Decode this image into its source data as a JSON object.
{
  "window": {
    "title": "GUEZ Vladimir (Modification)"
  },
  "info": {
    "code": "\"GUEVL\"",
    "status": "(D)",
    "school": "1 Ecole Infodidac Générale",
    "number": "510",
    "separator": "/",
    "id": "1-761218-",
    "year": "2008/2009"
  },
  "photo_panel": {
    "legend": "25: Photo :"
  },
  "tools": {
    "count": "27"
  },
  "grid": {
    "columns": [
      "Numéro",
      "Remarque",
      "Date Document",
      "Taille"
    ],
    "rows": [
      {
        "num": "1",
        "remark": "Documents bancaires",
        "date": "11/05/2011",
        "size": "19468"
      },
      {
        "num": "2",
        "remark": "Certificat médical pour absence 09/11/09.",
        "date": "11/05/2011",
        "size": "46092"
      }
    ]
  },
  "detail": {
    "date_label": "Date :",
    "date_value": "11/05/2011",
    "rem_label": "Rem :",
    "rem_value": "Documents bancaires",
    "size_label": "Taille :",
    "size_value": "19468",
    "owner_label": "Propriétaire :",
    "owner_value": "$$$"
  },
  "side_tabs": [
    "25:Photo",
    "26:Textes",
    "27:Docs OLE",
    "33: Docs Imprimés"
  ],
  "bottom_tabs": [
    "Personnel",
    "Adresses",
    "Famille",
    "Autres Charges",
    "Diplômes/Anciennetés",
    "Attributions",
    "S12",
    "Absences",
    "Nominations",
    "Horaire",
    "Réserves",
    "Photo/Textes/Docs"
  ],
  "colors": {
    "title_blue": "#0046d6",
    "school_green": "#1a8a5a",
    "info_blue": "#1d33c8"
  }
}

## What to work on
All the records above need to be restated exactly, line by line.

## Solution below
Decode this image into its source data as a JSON object.
{
  "window": {
    "title": "GUEZ Vladimir (Modification)"
  },
  "info": {
    "code": "\"GUEVL\"",
    "status": "(D)",
    "school": "1 Ecole Infodidac Générale",
    "number": "510",
    "separator": "/",
    "id": "1-761218-",
    "year": "2008/2009"
  },
  "photo_panel": {
    "legend": "25: Photo :"
  },
  "tools": {
    "count": "27"
  },
  "grid": {
    "columns": [
      "Numéro",
      "Remarque",
      "Date Document",
      "Taille"
    ],
    "rows": [
      {
        "num": "1",
        "remark": "Documents bancaires",
        "date": "11/05/2011",
        "size": "19468"
      },
      {
        "num": "2",
        "remark": "Certificat médical pour absence 09/11/09.",
        "date": "11/05/2011",
        "size": "46092"
      }
    ]
  },
  "detail": {
    "date_label": "Date :",
    "date_value": "11/05/2011",
    "rem_label": "Rem :",
    "rem_value": "Documents bancaires",
    "size_label": "Taille :",
    "size_value": "19468",
    "owner_label": "Propriétaire :",
    "owner_value": "$$$"
  },
  "side_tabs": [
    "25:Photo",
    "26:Textes",
    "27:Docs OLE",
    "33: Docs Imprimés"
  ],
  "bottom_tabs": [
    "Personnel",
    "Adresses",
    "Famille",
    "Autres Charges",
    "Diplômes/Anciennetés",
    "Attributions",
    "S12",
    "Absences",
    "Nominations",
    "Horaire",
    "Réserves",
    "Photo/Textes/Docs"
  ],
  "colors": {
    "title_blue": "#0046d6",
    "school_green": "#1a8a5a",
    "info_blue": "#1d33c8"
  }
}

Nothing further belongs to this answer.